THE SPREAD OF THE NOVEL CORONAVIRUS IN CANADA IS SLOWING DOWN, BUT HEALTH OFFICIALS SAY IT COULD RETURN WITH A VENGEANCE IF CONTACT TRACING AND TESTING MEASURES AREN’T STEPPED UP.
OTTAWA • The spread of the COVID-19 pandemic in Canada is slowing down, but health officials warned it could come back with a vengeance this fall if contact tracing and testing aren’t stepped up.
The country is expected to have between 98,000 and 107,000 confirmed cases of the virus and between 7,700 and 9,400 deaths by the middle of June, according to modelling data released by the government on Thursday.
To date, about 93,000 cases and 7,495 deaths have been reported in the country. And about 94 per cent of the deaths have occurred in those aged 60 or over, according to the data. That age group also makes up more than 70 per cent of the hospital admissions for the virus.
Prime Minister Justin Trudeau said the situation remained serious.
“The pandemic is still threatening the health and safety of Canadians,” he said. “While we start loosening some restrictions, we also have to strengthen other measures like testing and contact tracing.”
Trudeau said people need to keep a two-metre distance from each other, wear a mask when that’s not possible, and wash their hands frequently.
The numbers show more than 90 per cent of the new cases in the last two weeks have been in Ontario and Quebec.
The government didn’t include long-term projections for the virus as it did in previous models, which in April predicted between 11,000 and 22,000 deaths over the course of the pandemic.

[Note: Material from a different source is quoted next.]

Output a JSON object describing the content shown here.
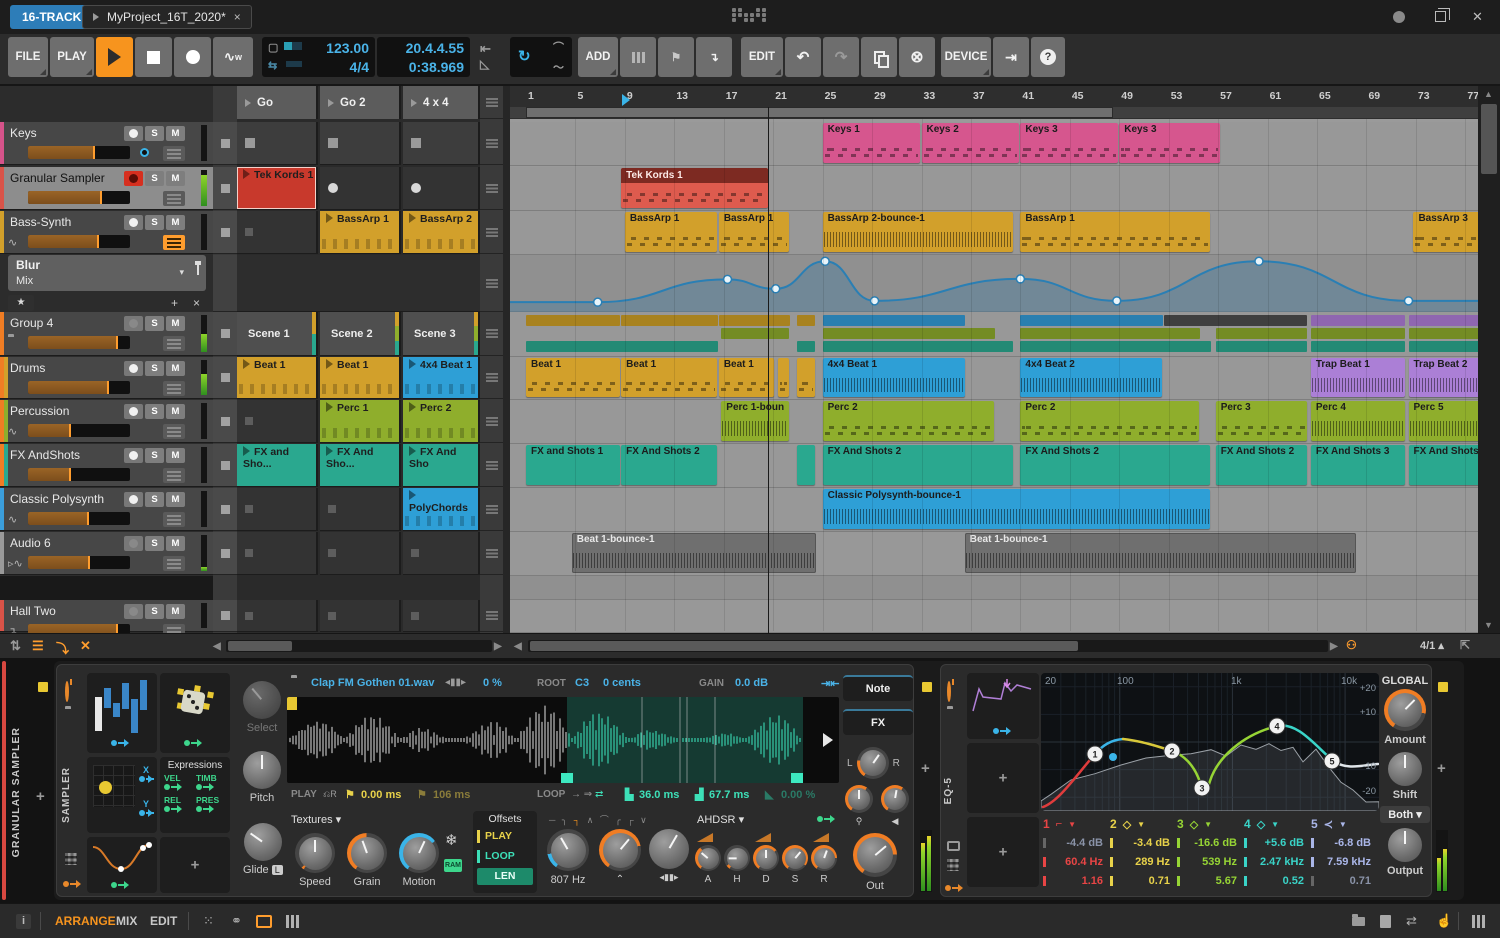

Dr. Theresa Tam, Canada’s chief public health officer, said experts need to better understand how far the virus may have spread in the community, among people who may not have been tested.
“We know the lab confirmed cases are probably just the tip of the iceberg.”
The data of confirmed cases shows the virus appears to have peaked in Canada in early April and new infections have generally been on the wane since then. However, if adequate measures aren’t in place, the government is predicting the virus could infect more than three times as many people in October as it did during the April peak.
“These models all tell us that if we relax too much, or too soon, the epidemic will most likely rebound, with explosive growth as a distinct possibility,” said Tam.
The modelling information also showed the reproductive value, the measure of the virus’s spread, has been below one, suggesting the spread of the virus could gradually die out.
“We will need to keep it consistently below one for more than three weeks,” she said. “Without a vaccine or treatment, public health measures remain essential to control the epidemic.”